(Dataset rows describing interfaces)
==================================================

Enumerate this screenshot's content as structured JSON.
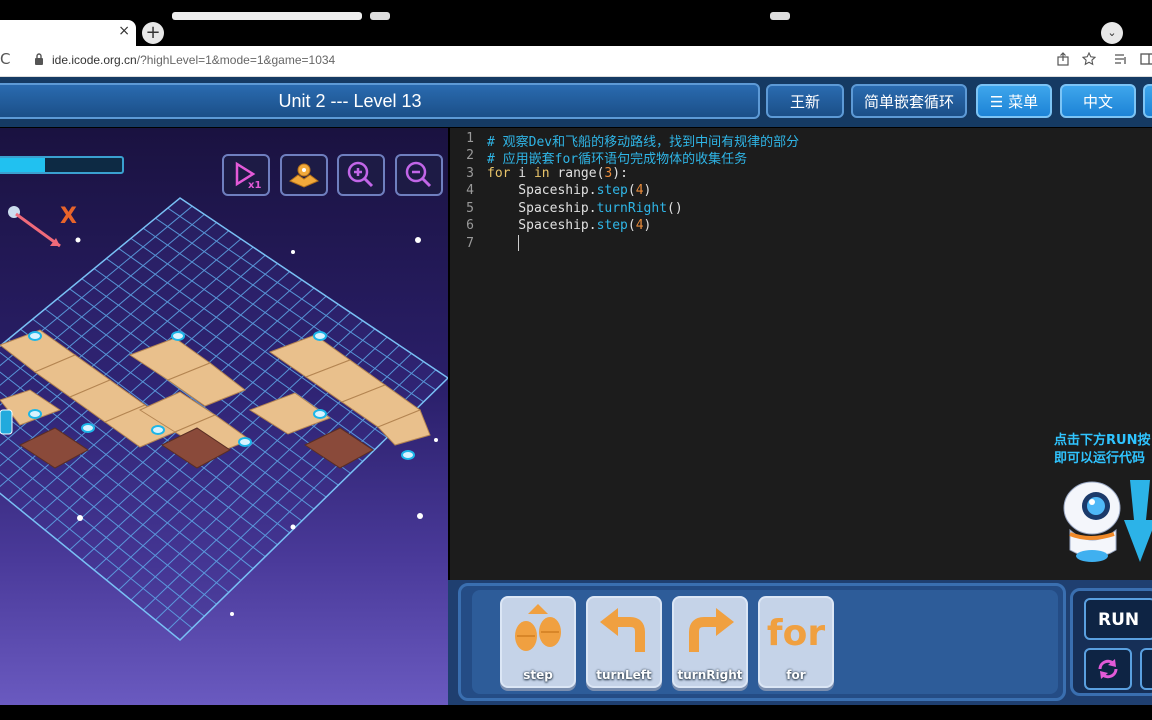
{
  "browser": {
    "tab_close": "×",
    "new_tab": "+",
    "tab_menu": "⌄",
    "reload_icon": "C",
    "url_host": "ide.icode.org.cn",
    "url_rest": "/?highLevel=1&mode=1&game=1034"
  },
  "header": {
    "title": "Unit 2 --- Level 13",
    "user": "王新",
    "lesson": "简单嵌套循环",
    "menu_icon": "☰",
    "menu": "菜单",
    "language": "中文"
  },
  "game": {
    "progress": 0.38,
    "x_marker": "X"
  },
  "editor": {
    "line_numbers": [
      "1",
      "2",
      "3",
      "4",
      "5",
      "6",
      "7"
    ],
    "lines": {
      "l1": "# 观察Dev和飞船的移动路线，找到中间有规律的部分",
      "l2": "# 应用嵌套for循环语句完成物体的收集任务",
      "l3_kw": "for",
      "l3_mid": " i ",
      "l3_in": "in",
      "l3_range": " range(",
      "l3_num": "3",
      "l3_end": "):",
      "l4_obj": "    Spaceship.",
      "l4_fn": "step",
      "l4_open": "(",
      "l4_num": "4",
      "l4_close": ")",
      "l5_obj": "    Spaceship.",
      "l5_fn": "turnRight",
      "l5_args": "()",
      "l6_obj": "    Spaceship.",
      "l6_fn": "step",
      "l6_open": "(",
      "l6_num": "4",
      "l6_close": ")"
    }
  },
  "hint": {
    "line1": "点击下方RUN按",
    "line2": "即可以运行代码"
  },
  "blocks": {
    "step": "step",
    "turnLeft": "turnLeft",
    "turnRight": "turnRight",
    "for": "for"
  },
  "run": {
    "label": "RUN"
  },
  "colors": {
    "code_comment": "#2fb5e6",
    "code_keyword": "#e9c46a",
    "code_number": "#e88b3c",
    "header_bg": "#153a63",
    "block_orange": "#f0a040"
  }
}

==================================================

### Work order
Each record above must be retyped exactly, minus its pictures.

### Solution below
Enumerate this screenshot's content as structured JSON.
{
  "browser": {
    "tab_close": "×",
    "new_tab": "+",
    "tab_menu": "⌄",
    "reload_icon": "C",
    "url_host": "ide.icode.org.cn",
    "url_rest": "/?highLevel=1&mode=1&game=1034"
  },
  "header": {
    "title": "Unit 2 --- Level 13",
    "user": "王新",
    "lesson": "简单嵌套循环",
    "menu_icon": "☰",
    "menu": "菜单",
    "language": "中文"
  },
  "game": {
    "progress": 0.38,
    "x_marker": "X"
  },
  "editor": {
    "line_numbers": [
      "1",
      "2",
      "3",
      "4",
      "5",
      "6",
      "7"
    ],
    "lines": {
      "l1": "# 观察Dev和飞船的移动路线，找到中间有规律的部分",
      "l2": "# 应用嵌套for循环语句完成物体的收集任务",
      "l3_kw": "for",
      "l3_mid": " i ",
      "l3_in": "in",
      "l3_range": " range(",
      "l3_num": "3",
      "l3_end": "):",
      "l4_obj": "    Spaceship.",
      "l4_fn": "step",
      "l4_open": "(",
      "l4_num": "4",
      "l4_close": ")",
      "l5_obj": "    Spaceship.",
      "l5_fn": "turnRight",
      "l5_args": "()",
      "l6_obj": "    Spaceship.",
      "l6_fn": "step",
      "l6_open": "(",
      "l6_num": "4",
      "l6_close": ")"
    }
  },
  "hint": {
    "line1": "点击下方RUN按",
    "line2": "即可以运行代码"
  },
  "blocks": {
    "step": "step",
    "turnLeft": "turnLeft",
    "turnRight": "turnRight",
    "for": "for"
  },
  "run": {
    "label": "RUN"
  },
  "colors": {
    "code_comment": "#2fb5e6",
    "code_keyword": "#e9c46a",
    "code_number": "#e88b3c",
    "header_bg": "#153a63",
    "block_orange": "#f0a040"
  }
}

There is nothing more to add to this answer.